Unlike modern German and American sports cars, the 370Z still has hydraulic power steering. It’s a bit on the light side, but it fully reports back what’s happening on the road. You know every little thing that the wheels are doing at any given moment. It feels not like a mechanical system, but rather more like a living thing, full of vim and vigor.
The brakes are top-notch, too. The pedal is light and quick to react. You can ride on the limits of your driving ability comfortably knowing that if you get a bit over your head, the brakes are there to reign the Z back in and bring you down to a safe speed – or to a quick stop.
In the 370Z NISMO, it’s so easy to lose yourself in a sunny day, looking across the well-sculpted hood and onto the pavement, as you hug the double yellow line that leads you to driving nirvana.
What, though, if you need to drive the 370Z NISMO to work or the store? Well, my friend, that’s a whole other story.
Remember, the 370Z is a relatively simple, lightweight sports car. So while it performs with the best of them on the track and out on secluded country roads, it might shock and horrify you during your daily drive.
The first thing you’ll notice is how bloody loud the thing is. I don’t mean the engine or exhaust, which are also noisy, but rather the white noise of wind and tire friction rolling over rough pavement. Anything over 20 mph is a dull roar. Highway speeds make conversation between the two passengers a near impossibility without going hoarse.
While the rough pavement will make you deaf in the Z, it will also destroy your lower back, as the 370Z NISMO’s suspension is brutally stiff. These hard-riding springs might be brilliant for cornering but they’re absolute murder anywhere else. At 28 years old, I thought I had several more decades before I found myself complaining about unforgiving suspension. And yet here we are.
As for storage: There is none. Yes, the two-door, two-seater 370Z might have a hatch. Lift it, though, and you’ll find a luggage shelf roughly eight inches deep. So if you were hoping to haul more than a hat, you’re out of luck.
Then there’s the fuel economy. Yes, you might be getting 350 ponies from your V6, which makes for much fun on the road, but you’ll pay for it at the pump. Nissan rates the 370Z NISMO at an average of 18 mpg. I got 13 mpg – and I wasn’t always hammering the thing.
You also can’t take the car through a car wash.
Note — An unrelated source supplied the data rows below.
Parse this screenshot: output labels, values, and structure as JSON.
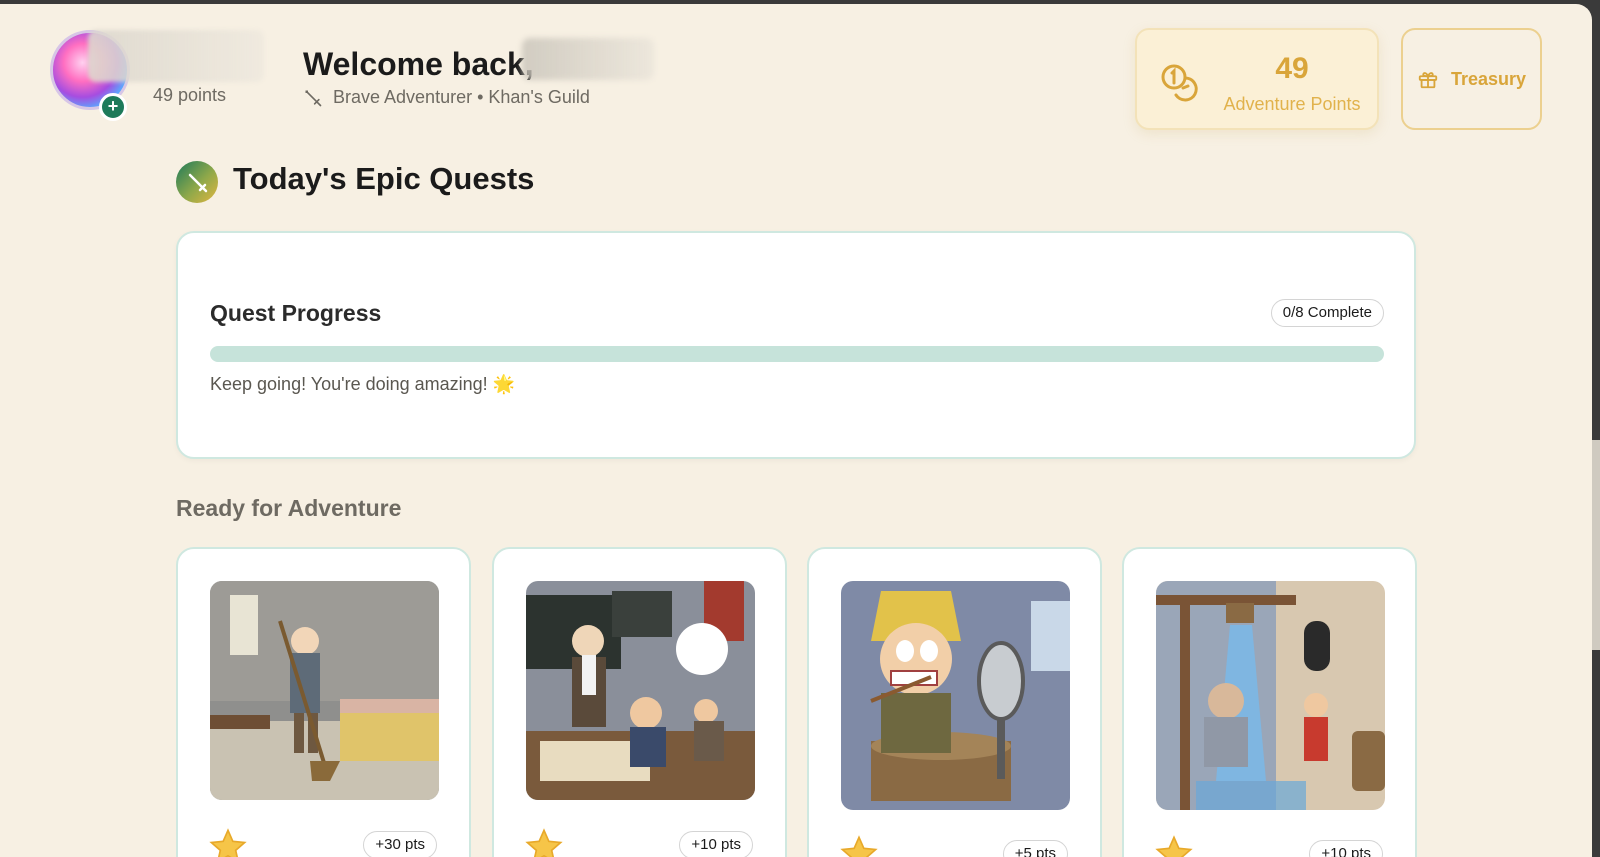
{
  "header": {
    "user_points": "49 points",
    "welcome": "Welcome back,",
    "subtitle": "Brave Adventurer • Khan's Guild",
    "adventure_points": "49",
    "adventure_points_label": "Adventure Points",
    "treasury_label": "Treasury"
  },
  "quests": {
    "title": "Today's Epic Quests",
    "progress": {
      "title": "Quest Progress",
      "badge": "0/8 Complete",
      "completed": 0,
      "total": 8,
      "message": "Keep going! You're doing amazing! 🌟"
    },
    "ready_title": "Ready for Adventure",
    "cards": [
      {
        "points": "+30 pts",
        "image": "medieval-sweeping-chore"
      },
      {
        "points": "+10 pts",
        "image": "medieval-homework-study"
      },
      {
        "points": "+5 pts",
        "image": "medieval-brushing-teeth"
      },
      {
        "points": "+10 pts",
        "image": "medieval-shower-bath"
      }
    ]
  },
  "colors": {
    "background": "#f7f0e3",
    "accent_green": "#1d7a5a",
    "gold": "#d9a53a",
    "card_border": "#cfe8e0"
  }
}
I don’t mean, “Oh you should probably avoid car washes.” I mean: the car has a sticker on the back window telling you explicitly not to take it through a car wash, as it might damage the huge rear wing.
The Nissan 370Z NISMO, I’m afraid, is unlivable as a daily driver. It is everything you want in a sports car and everything you don’t want in a daily driver.
So, if you can afford to drop $46,000 on gorgeous a toy that spends the vast majority of its life in the garage, then absolutely get the 370Z NISMO. It’ll make you far happier than any similarly priced German or American sports car.
If you want a car that is a great weekend and track car but also a comfortable daily commuter, though, get a Porsche Boxster. You might pay more in the showroom and again when it comes time for servicing, but at least you won’t go deaf and lose your voice behind the wheel of the Porsche.
- Deep exhaust note
- Manual transmission crispness
- Responsive hydraulic power steering
- Strong brakes
- In-cabin road noise
- Tiny interior space
- Poor, real world fuel economy
- Inability to take through a carwash